It was among the most improbable sequences of events I've ever seen in a baseball game. Maybe it even tops the list. And though on the one hand I think it's funny that Lopez's homer off of Rivera's glove left Angel fans unable to enjoy Rivera's amazing catch for even thirty seconds, a big part of me wishes that Rivera had been able to come up with the second one as well. Some things are just so historically significant that you find yourself having to root against your own team's best interests, and this was one of those things. Maybe not so much at the time, but definitely in retrospect, because the sheer odds of hitting two consecutive fly balls to the exact same place beyond the left field wall are so unthinkably slim that having the outfielder come back with them both in his glove would be the equivalent of Juan Rivera telling probability to go fuck itself sideways and then giving it a dismissive wanking motion as it turned around and left. This was Rivera's chance. This was his chance to carve his name into the stone tablet of baseball lore. But misjudging Lopez's fly by a couple inches means that he'll instead have to live with making the season-ending highlight package. Robbing one home run is awesome. Robbing two home runs back-to-back is the stuff of legends. Way to blow it, Juan. I'm sorry for him that he couldn't do it, and I'm sorry for me that I couldn't see it.

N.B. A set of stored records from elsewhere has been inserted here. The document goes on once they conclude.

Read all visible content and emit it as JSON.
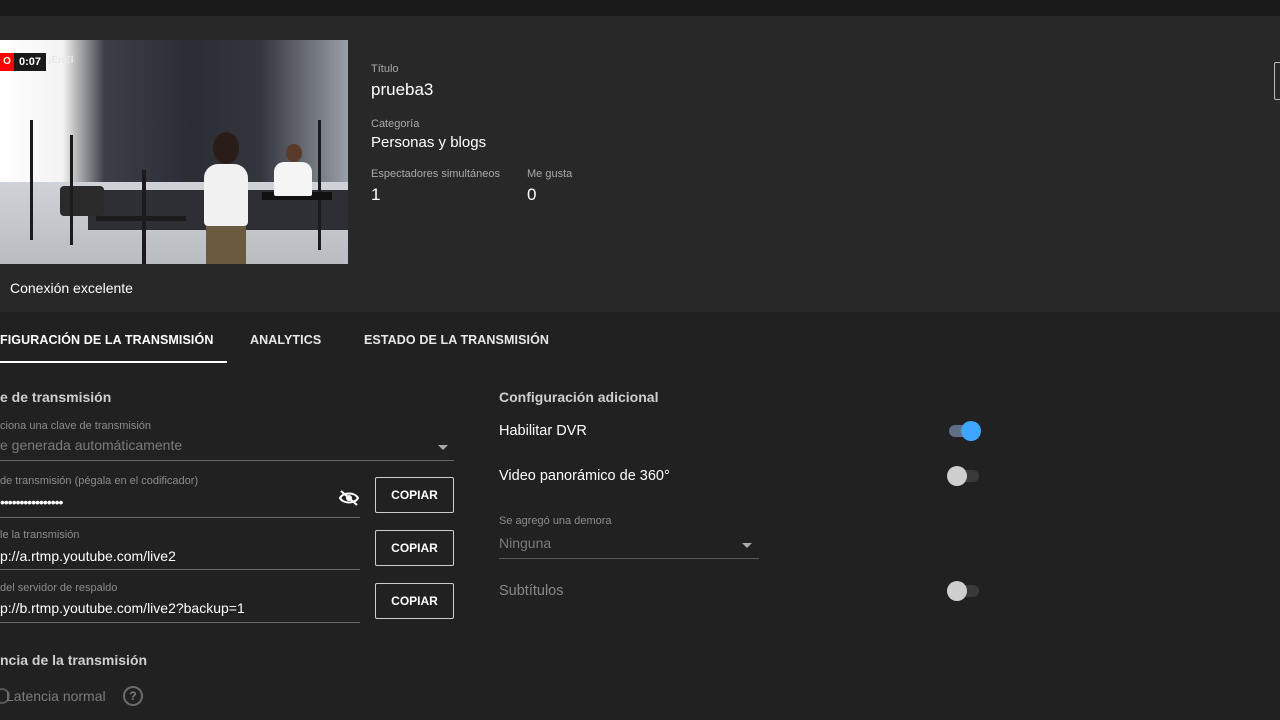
{
  "stream": {
    "live_badge": "O",
    "elapsed": "0:07",
    "watermark": "¡EnEl",
    "connection_status": "Conexión excelente"
  },
  "details": {
    "title_label": "Título",
    "title_value": "prueba3",
    "category_label": "Categoría",
    "category_value": "Personas y blogs",
    "viewers_label": "Espectadores simultáneos",
    "viewers_value": "1",
    "likes_label": "Me gusta",
    "likes_value": "0"
  },
  "tabs": [
    {
      "label": "FIGURACIÓN DE LA TRANSMISIÓN",
      "active": true
    },
    {
      "label": "ANALYTICS",
      "active": false
    },
    {
      "label": "ESTADO DE LA TRANSMISIÓN",
      "active": false
    }
  ],
  "stream_key": {
    "section_title": "e de transmisión",
    "select_label": "ciona una clave de transmisión",
    "select_value": "e generada automáticamente",
    "key_label": "de transmisión (pégala en el codificador)",
    "key_value": "••••••••••••••••",
    "url_label": "le la transmisión",
    "url_value": "p://a.rtmp.youtube.com/live2",
    "backup_label": "del servidor de respaldo",
    "backup_value": "p://b.rtmp.youtube.com/live2?backup=1",
    "copy_label": "COPIAR"
  },
  "latency": {
    "section_title": "ncia de la transmisión",
    "option": "Latencia normal",
    "help_icon_text": "?"
  },
  "additional": {
    "section_title": "Configuración adicional",
    "dvr_label": "Habilitar DVR",
    "dvr_enabled": true,
    "panoramic_label": "Video panorámico de 360°",
    "panoramic_enabled": false,
    "delay_label": "Se agregó una demora",
    "delay_value": "Ninguna",
    "subtitles_label": "Subtítulos",
    "subtitles_enabled": false
  },
  "colors": {
    "background": "#212121",
    "panel": "#282828",
    "accent_blue": "#3ea6ff",
    "live_red": "#ff0000"
  },
  "icons": [
    "eye-off-icon",
    "dropdown-caret-icon",
    "help-circle-icon",
    "radio-icon"
  ]
}
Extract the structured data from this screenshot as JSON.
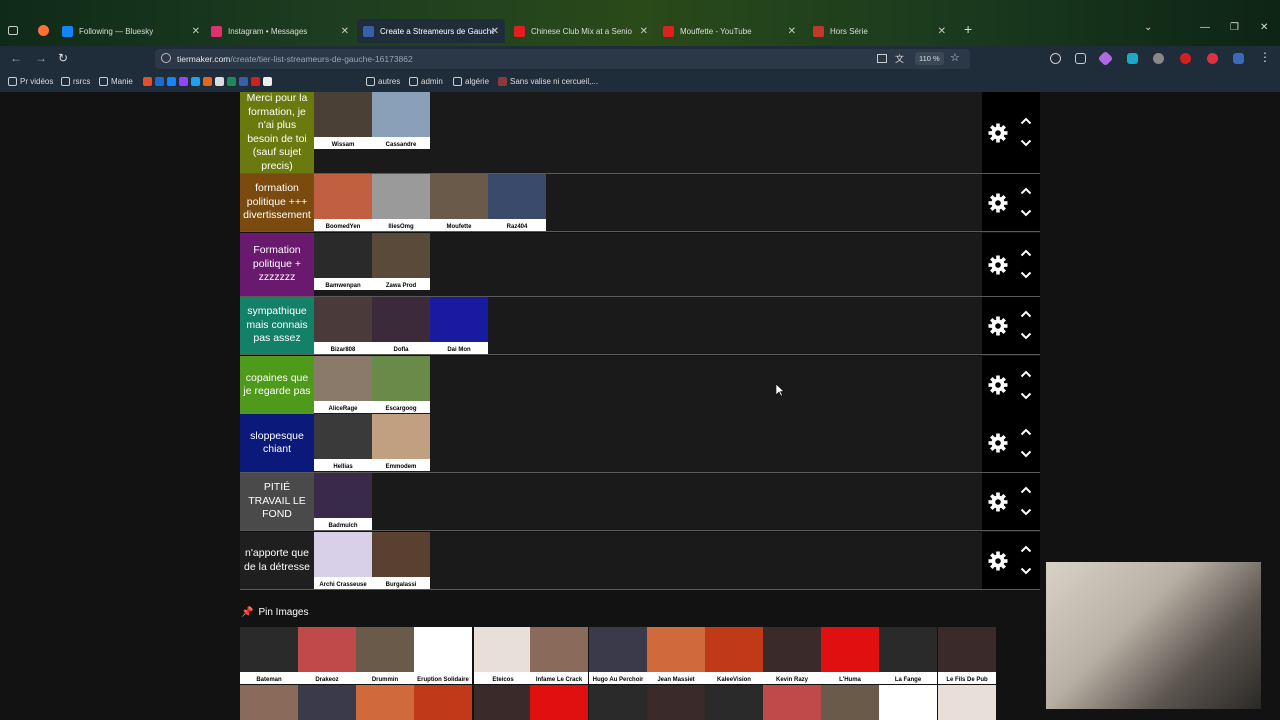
{
  "browser": {
    "tabs": [
      {
        "label": "Following — Bluesky",
        "color": "#1185fe",
        "active": false
      },
      {
        "label": "Instagram • Messages",
        "color": "#e1306c",
        "active": false
      },
      {
        "label": "Create a Streameurs de Gauche",
        "color": "#3a5ea8",
        "active": true
      },
      {
        "label": "Chinese Club Mix at a Senio",
        "color": "#e02020",
        "active": false
      },
      {
        "label": "Mouffette - YouTube",
        "color": "#e02020",
        "active": false
      },
      {
        "label": "Hors Série",
        "color": "#c0392b",
        "active": false
      }
    ],
    "url_host": "tiermaker.com",
    "url_path": "/create/tier-list-streameurs-de-gauche-16173862",
    "zoom": "110 %",
    "bookmarks": [
      "Pr vidéos",
      "rsrcs",
      "Manie",
      "autres",
      "admin",
      "algérie",
      "Sans valise ni cercueil,..."
    ]
  },
  "tiers": [
    {
      "label": "Merci pour la formation, je n'ai plus besoin de toi (sauf sujet precis)",
      "color": "#6b7a0e",
      "items": [
        "Wissam",
        "Cassandre"
      ]
    },
    {
      "label": "formation politique +++ divertissement",
      "color": "#7a4a0e",
      "items": [
        "BoomedYen",
        "IliesOmg",
        "Moufette",
        "Raz404"
      ]
    },
    {
      "label": "Formation politique + zzzzzzz",
      "color": "#6a1a6e",
      "items": [
        "Bamwenpan",
        "Zawa Prod"
      ]
    },
    {
      "label": "sympathique mais connais pas assez",
      "color": "#138068",
      "items": [
        "Bizar808",
        "Dofla",
        "Dai Mon"
      ]
    },
    {
      "label": "copaines que je regarde pas",
      "color": "#4e9a1a",
      "items": [
        "AliceRage",
        "Escargoog"
      ]
    },
    {
      "label": "sloppesque chiant",
      "color": "#0b1a7a",
      "items": [
        "Hellias",
        "Emmodem"
      ]
    },
    {
      "label": "PITIÉ TRAVAIL LE FOND",
      "color": "#4a4a4a",
      "items": [
        "Badmulch"
      ]
    },
    {
      "label": "n'apporte que de la détresse",
      "color": "#1f1f1f",
      "items": [
        "Archi Crasseuse",
        "Burgalassi"
      ]
    }
  ],
  "pin_images_label": "Pin Images",
  "pool": [
    "Bateman",
    "Drakeoz",
    "Drummin",
    "Eruption Solidaire",
    "Eteicos",
    "Infame Le Crack",
    "Hugo Au Perchoir",
    "Jean Massiet",
    "KaleeVision",
    "Kevin Razy",
    "L'Huma",
    "La Fange",
    "Le Fils De Pub"
  ]
}
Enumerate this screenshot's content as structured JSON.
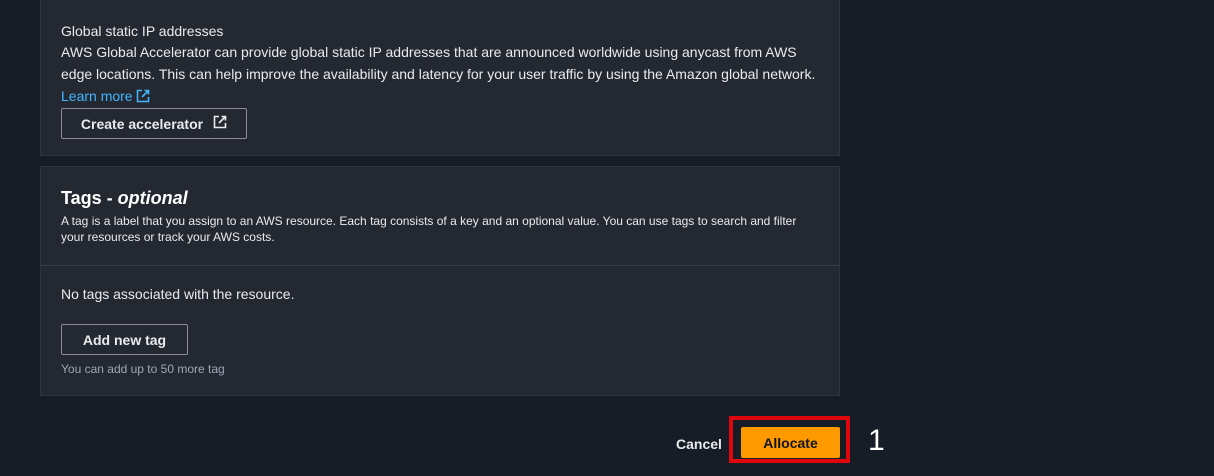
{
  "global_ip": {
    "title": "Global static IP addresses",
    "description": "AWS Global Accelerator can provide global static IP addresses that are announced worldwide using anycast from AWS edge locations. This can help improve the availability and latency for your user traffic by using the Amazon global network.",
    "learn_more": "Learn more",
    "create_button": "Create accelerator"
  },
  "tags": {
    "title": "Tags - ",
    "title_optional": "optional",
    "description": "A tag is a label that you assign to an AWS resource. Each tag consists of a key and an optional value. You can use tags to search and filter your resources or track your AWS costs.",
    "empty_message": "No tags associated with the resource.",
    "add_button": "Add new tag",
    "hint": "You can add up to 50 more tag"
  },
  "footer": {
    "cancel": "Cancel",
    "allocate": "Allocate"
  },
  "annotation": {
    "step_number": "1"
  },
  "colors": {
    "background": "#161d26",
    "panel": "#242931",
    "link": "#42b4ff",
    "primary_button": "#ff9900",
    "highlight_box": "#e0070c"
  },
  "icons": {
    "external_link": "external-link-icon"
  }
}
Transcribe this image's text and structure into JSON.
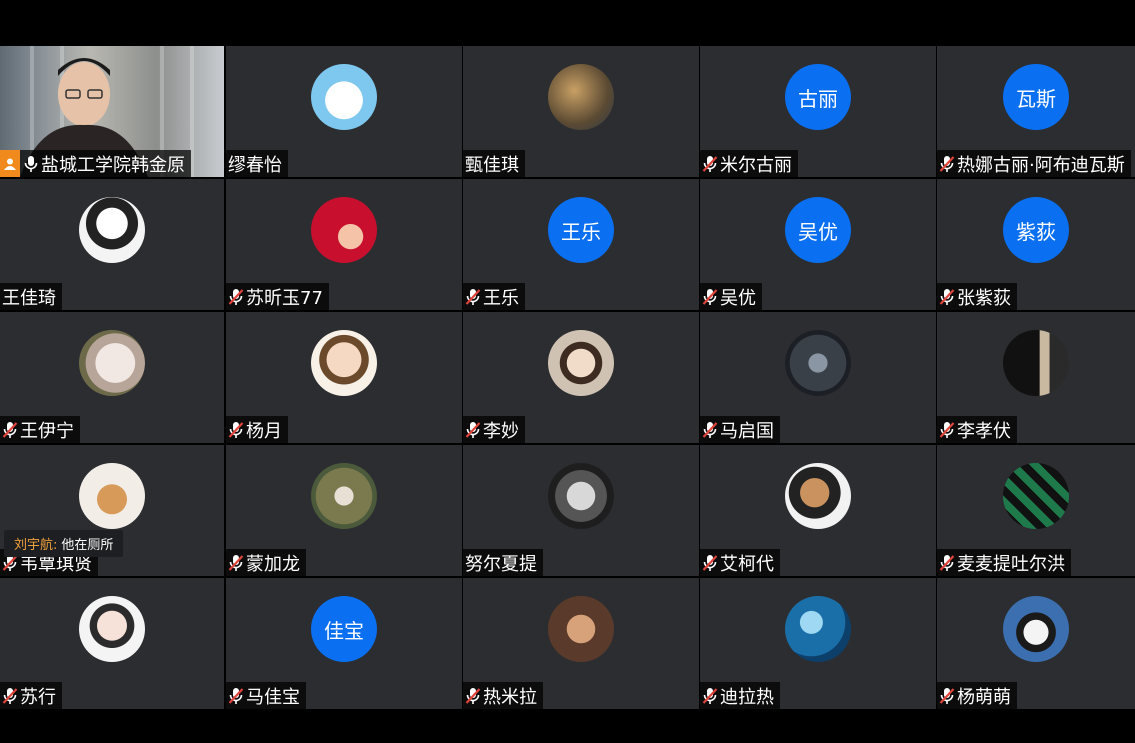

The five runs proved to be enough. Branyan took back two of the four bases he lost by catching consecutive line drives in the bottom of the eighth, and though Aardsma again made a lot of people dizzy and nervous, he was able to slam the door with an 0-2 fastball to Mike Napoli that was too high to crush. It was both the perfect pitch and a dangerous one, because while its location couldn't have been better, Aardsma isn't exactly known for his pinpoint command, and missing a few inches lower would've given Napoli a good shot at tying the game in an instant. But whatever. The pitch was good, and it ended the game. The Mariners limited their number of head-slapping fuck-ups, and in the end they had a shiny new win to show for it.

Tomorrow, things get interesting. The M's are still three games under .500 and two back of the Angels, but with Felix going up against the laughably nondescript Matt Palmer, there stands a real chance that come 9:30 we'll either be cursing at Felix for pitching like an idiot, or looking ahead to a chance of a sweep. Felix Day can be so dramatically hit-or-miss.